Leaky Gut Syndrome

The gut and brain are intricately connected, communicating in a bi-directional manner through a ‘nervous system language’ of small molecules and proteins. And both have a direct effect on overall health. Disturbances in the brain from either physical or psychological stress affect gut function, while imbalances in the gut environment can produce behavioural and neurochemical changes.

Something seemingly unrelated like a food intolerance, can trigger a hormonal imbalance that makes you feel anxious or depressed, long after you’ve eaten that bowl of pasta for instance. This is because serotonin is generated in the lining of the gut and the presence of leaky gut will have a large impact on circulating serotonin levels.

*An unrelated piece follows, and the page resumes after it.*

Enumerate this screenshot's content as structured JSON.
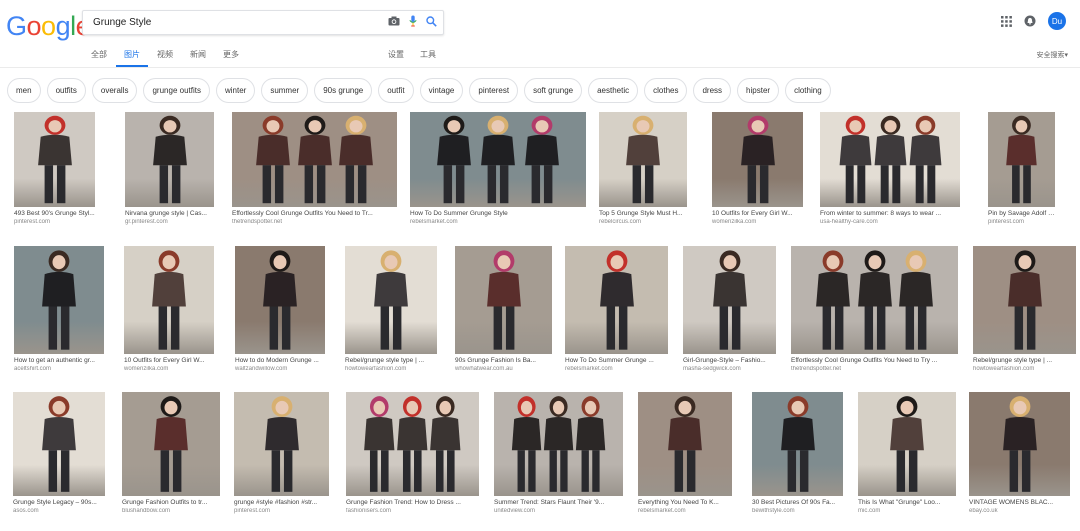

As we saw earlier, tryptophan is primarily converted in the body into serotonin. However, tryptophan can also be converted to vitamin B3, or niacin.

This alternative pathway is regulated largely by an enzyme called IDO (indoleamine-pyrrole 2,3-dioxygenase).  Increased IDO activity occurs when inflammation increases. When leaky gut is present, the immune system reacts to bacteria entering the bloodstream, initiating an inflammatory response.

If the body focuses on this pathway too much, low levels of serotonin and melatonin can occur, potentially leading to depression and/or insomnia. Hence, healing leaky gut is vital to maintain  healthy psychological functioning.

The micro-organisms residing in our intestines also play a role in nervous system health and function. Research shows that the gut bacteria communicate electrically (via “quorum sensing”) with each other through proteins called ‘ion channels’, just like the nerve cells in the brain. They have been shown to work best when together at high density.

Quorum sensing allows bacteria to switch between two distinct gene expression programs: one that is favoured at low-cell-density for individual, asocial behaviours, and another, that is favoured at high-cell-density for social, group behaviours.

We know serotonin is responsible for mood in the brain and motility in the gut, but it can also act as a bacterial signalling molecule for pathogenic bacteria via quorum sensing. Thus, regulating serotonin concentrations in the gut is important not only for mood, but also for infection processes.

A healthy intestinal wall and a balanced gut flora are therefore crucial to maintain the intestinal barrier and reduce the risk of gastrointestinal and neurological conditions.

For more than 99% of our existence, we humans have been eating a gluten-free diet, that’s been high in fat and low in carbohydrates. Gluten is in fact a foreign protein to human physiology. Gluten has been shown to increase levels of the protein zonulin in the gut leading to leaky gut syndrome.

This gut permeability allows undigested food proteins and bacterial endotoxins to pass into the blood stream, activating an inflammatory immune response in the body.

Elevated zonulin levels in the gut have been linked to elevated zonulin levels in the brain. Hence, a leaky gut can lead to a leaky brain. The blood brain barrier is just as permeable as our gut lining and once breached, the brains immune system can be activated, causing inflammatory cascades throughout the brain.

Studies have associated ‘leaky gut’ with the following neurological conditions:

  • schizophrenia
  • autism & other developmental disease
  • Rett syndrome
  • bipolar disorder
  • depression
  • anxiety
  • nerve pain syndrome
  • neuropathy
  • Parkinson’s disease
  • seizure disorders
  • Bell’s palsy

Inflammation decreases neuron activity in the frontal lobe of the brain in people with depression. As a result, medications like antidepressants are often ineffective because they aren’t addressing the underlying brain inflammation.

In other words, if you suffer from depression, anxiety, brain fog or an autoimmune brain problem, blood-brain barrier permeability (leaky brain syndrome) should be considered.

Read my “Gut & Disease” article for more information on leaky gut syndrome.